> What is expected
Print all records exactly, pictures left out.
───── Task inputs
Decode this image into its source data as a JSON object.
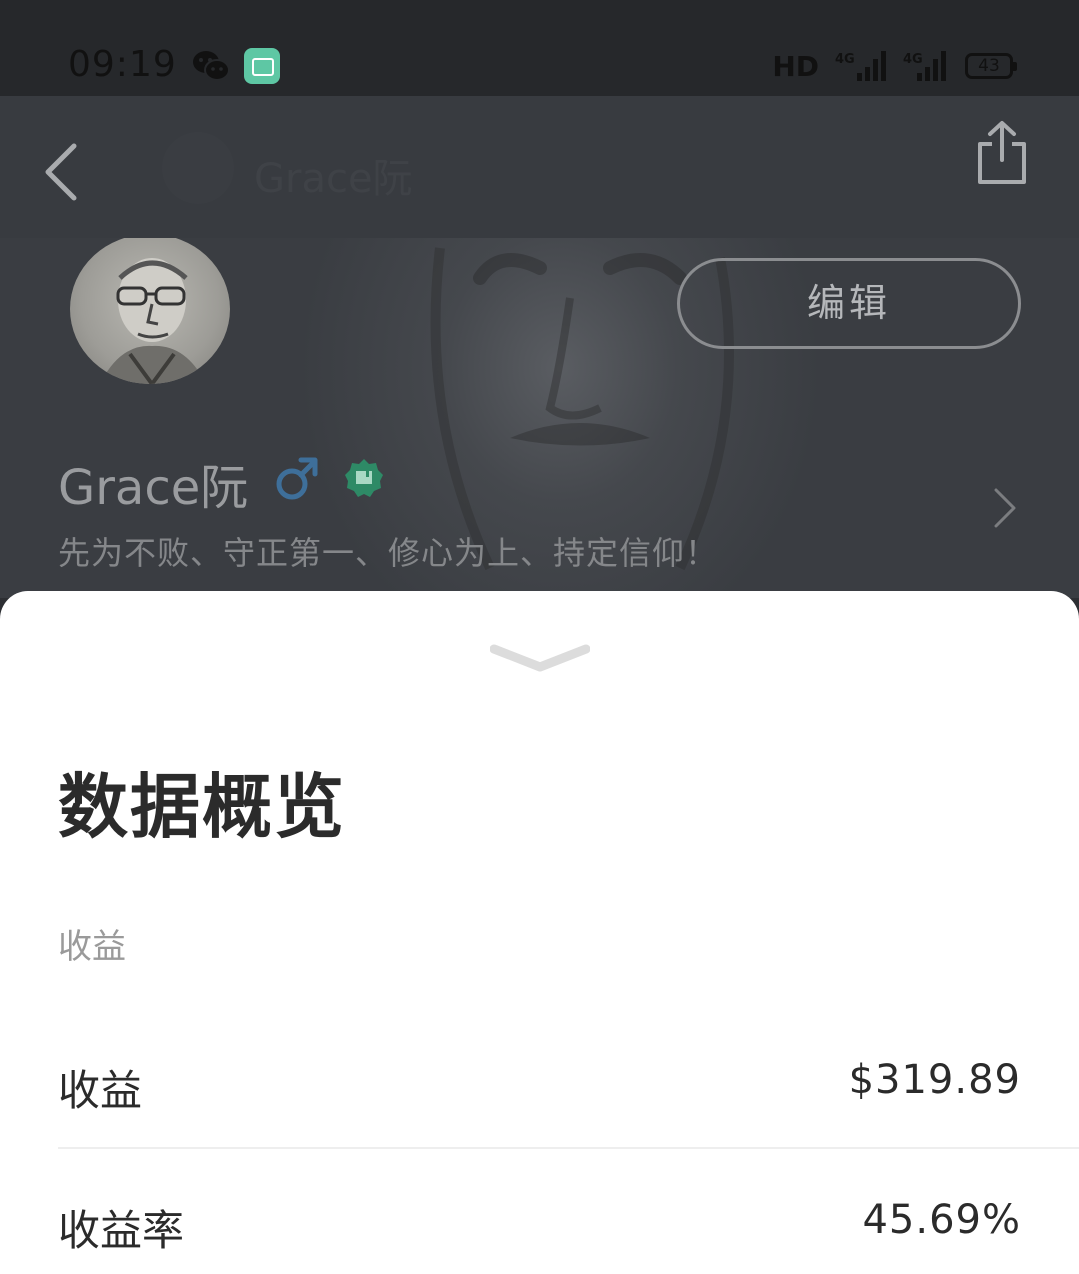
{
  "status_bar": {
    "time": "09:19",
    "network_label": "HD",
    "signal_1": "4G",
    "signal_2": "4G",
    "battery": "43"
  },
  "nav": {
    "title_name": "Grace阮"
  },
  "profile": {
    "name": "Grace阮",
    "gender_symbol": "♂",
    "bio": "先为不败、守正第一、修心为上、持定信仰！",
    "edit_label": "编辑"
  },
  "sheet": {
    "title": "数据概览",
    "section_label": "收益",
    "rows": [
      {
        "label": "收益",
        "value": "$319.89"
      },
      {
        "label": "收益率",
        "value": "45.69%"
      }
    ]
  },
  "colors": {
    "wechat": "#1a1a1a",
    "app_accent": "#5ec7a4",
    "gender_blue": "#3e6f9a",
    "badge_green": "#2e8a66"
  }
}
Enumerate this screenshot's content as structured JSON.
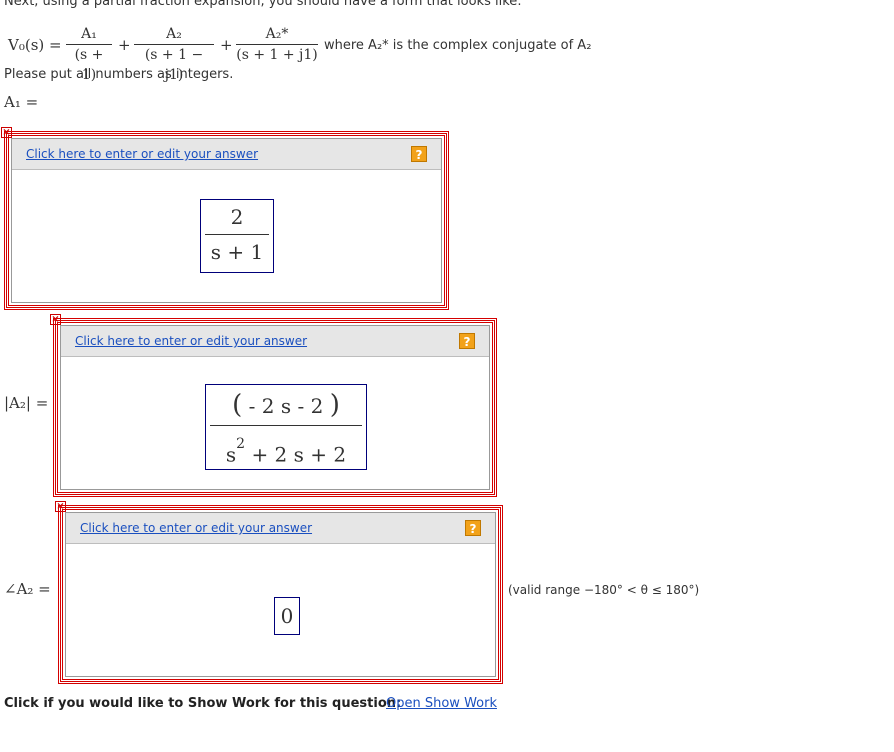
{
  "intro": "Next, using a partial fraction expansion, you should have a form that looks like:",
  "equation": {
    "lhs": "V₀(s) =",
    "term1": {
      "num": "A₁",
      "den": "(s + 1)"
    },
    "term2": {
      "num": "A₂",
      "den": "(s + 1 − j1)"
    },
    "term3": {
      "num": "A₂*",
      "den": "(s + 1 + j1)"
    },
    "plus": "+",
    "where": "where  A₂*  is the complex conjugate of  A₂"
  },
  "instructions": "Please put all numbers as integers.",
  "labels": {
    "a1": "A₁ =",
    "a2_mag": "|A₂| =",
    "a2_angle": "∠A₂ ="
  },
  "widgets": {
    "link_text": "Click here to enter or edit your answer",
    "help_icon": "?",
    "close_icon": "×"
  },
  "answers": {
    "a1": {
      "num": "2",
      "den": "s + 1"
    },
    "a2_mag": {
      "num_open": "(",
      "num_body": "- 2 s - 2",
      "num_close": ")",
      "den_base": "s",
      "den_exp": "2",
      "den_rest": "+ 2 s + 2"
    },
    "a2_angle": "0"
  },
  "valid_range": "(valid range −180°  < θ ≤ 180°)",
  "show_work": {
    "prompt": "Click if you would like to Show Work for this question:",
    "link": "Open Show Work"
  }
}
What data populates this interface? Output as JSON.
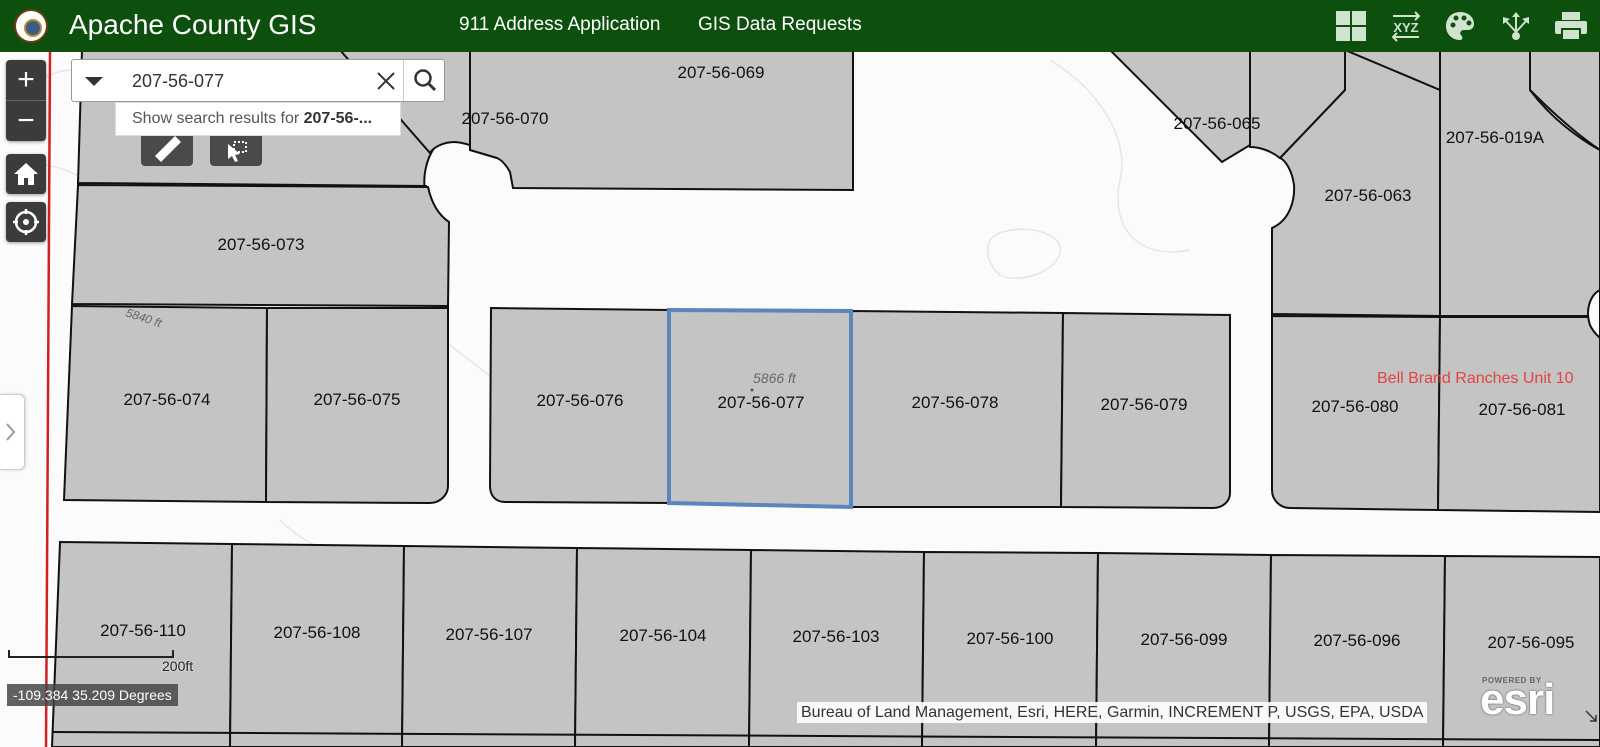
{
  "header": {
    "title": "Apache County GIS",
    "links": [
      "911 Address Application",
      "GIS Data Requests"
    ],
    "tools": [
      "basemap-gallery-icon",
      "xyz-coordinates-icon",
      "layer-styles-icon",
      "share-icon",
      "print-icon"
    ],
    "tool_label_xyz": "XYZ",
    "background_color": "#0d4f0d"
  },
  "search": {
    "value": "207-56-077",
    "suggestion_prefix": "Show search results for ",
    "suggestion_term": "207-56-..."
  },
  "map": {
    "parcels": [
      "207-56-069",
      "207-56-070",
      "207-56-065",
      "207-56-019A",
      "207-56-063",
      "207-56-073",
      "207-56-074",
      "207-56-075",
      "207-56-076",
      "207-56-077",
      "207-56-078",
      "207-56-079",
      "207-56-080",
      "207-56-081",
      "207-56-110",
      "207-56-108",
      "207-56-107",
      "207-56-104",
      "207-56-103",
      "207-56-100",
      "207-56-099",
      "207-56-096",
      "207-56-095"
    ],
    "selected_parcel": "207-56-077",
    "contour_labels": [
      "5840 ft",
      "5866 ft"
    ],
    "subdivision_label": "Bell Brand Ranches Unit 10",
    "parcel_fill": "#c4c4c4",
    "selection_color": "#5b86bd",
    "boundary_color": "#d22020"
  },
  "scalebar": {
    "label": "200ft"
  },
  "coordinates": "-109.384 35.209 Degrees",
  "attribution": "Bureau of Land Management, Esri, HERE, Garmin, INCREMENT P, USGS, EPA, USDA",
  "esri": {
    "powered_by": "POWERED BY",
    "logo_text": "esri"
  }
}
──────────
> Solution below
Decode this image into its source data as a JSON object.
{
  "status_bar": {
    "time": "09:19",
    "network_label": "HD",
    "signal_1": "4G",
    "signal_2": "4G",
    "battery": "43"
  },
  "nav": {
    "title_name": "Grace阮"
  },
  "profile": {
    "name": "Grace阮",
    "gender_symbol": "♂",
    "bio": "先为不败、守正第一、修心为上、持定信仰！",
    "edit_label": "编辑"
  },
  "sheet": {
    "title": "数据概览",
    "section_label": "收益",
    "rows": [
      {
        "label": "收益",
        "value": "$319.89"
      },
      {
        "label": "收益率",
        "value": "45.69%"
      }
    ]
  },
  "colors": {
    "wechat": "#1a1a1a",
    "app_accent": "#5ec7a4",
    "gender_blue": "#3e6f9a",
    "badge_green": "#2e8a66"
  }
}
Enumerate this screenshot's content as structured JSON.
{
  "intro": "Next, using a partial fraction expansion, you should have a form that looks like:",
  "equation": {
    "lhs": "V₀(s) =",
    "term1": {
      "num": "A₁",
      "den": "(s + 1)"
    },
    "term2": {
      "num": "A₂",
      "den": "(s + 1 − j1)"
    },
    "term3": {
      "num": "A₂*",
      "den": "(s + 1 + j1)"
    },
    "plus": "+",
    "where": "where  A₂*  is the complex conjugate of  A₂"
  },
  "instructions": "Please put all numbers as integers.",
  "labels": {
    "a1": "A₁ =",
    "a2_mag": "|A₂| =",
    "a2_angle": "∠A₂ ="
  },
  "widgets": {
    "link_text": "Click here to enter or edit your answer",
    "help_icon": "?",
    "close_icon": "×"
  },
  "answers": {
    "a1": {
      "num": "2",
      "den": "s + 1"
    },
    "a2_mag": {
      "num_open": "(",
      "num_body": "- 2 s - 2",
      "num_close": ")",
      "den_base": "s",
      "den_exp": "2",
      "den_rest": "+ 2 s + 2"
    },
    "a2_angle": "0"
  },
  "valid_range": "(valid range −180°  < θ ≤ 180°)",
  "show_work": {
    "prompt": "Click if you would like to Show Work for this question:",
    "link": "Open Show Work"
  }
}
What data populates this interface? Output as JSON.
{
  "header": {
    "title": "Apache County GIS",
    "links": [
      "911 Address Application",
      "GIS Data Requests"
    ],
    "tools": [
      "basemap-gallery-icon",
      "xyz-coordinates-icon",
      "layer-styles-icon",
      "share-icon",
      "print-icon"
    ],
    "tool_label_xyz": "XYZ",
    "background_color": "#0d4f0d"
  },
  "search": {
    "value": "207-56-077",
    "suggestion_prefix": "Show search results for ",
    "suggestion_term": "207-56-..."
  },
  "map": {
    "parcels": [
      "207-56-069",
      "207-56-070",
      "207-56-065",
      "207-56-019A",
      "207-56-063",
      "207-56-073",
      "207-56-074",
      "207-56-075",
      "207-56-076",
      "207-56-077",
      "207-56-078",
      "207-56-079",
      "207-56-080",
      "207-56-081",
      "207-56-110",
      "207-56-108",
      "207-56-107",
      "207-56-104",
      "207-56-103",
      "207-56-100",
      "207-56-099",
      "207-56-096",
      "207-56-095"
    ],
    "selected_parcel": "207-56-077",
    "contour_labels": [
      "5840 ft",
      "5866 ft"
    ],
    "subdivision_label": "Bell Brand Ranches Unit 10",
    "parcel_fill": "#c4c4c4",
    "selection_color": "#5b86bd",
    "boundary_color": "#d22020"
  },
  "scalebar": {
    "label": "200ft"
  },
  "coordinates": "-109.384 35.209 Degrees",
  "attribution": "Bureau of Land Management, Esri, HERE, Garmin, INCREMENT P, USGS, EPA, USDA",
  "esri": {
    "powered_by": "POWERED BY",
    "logo_text": "esri"
  }
}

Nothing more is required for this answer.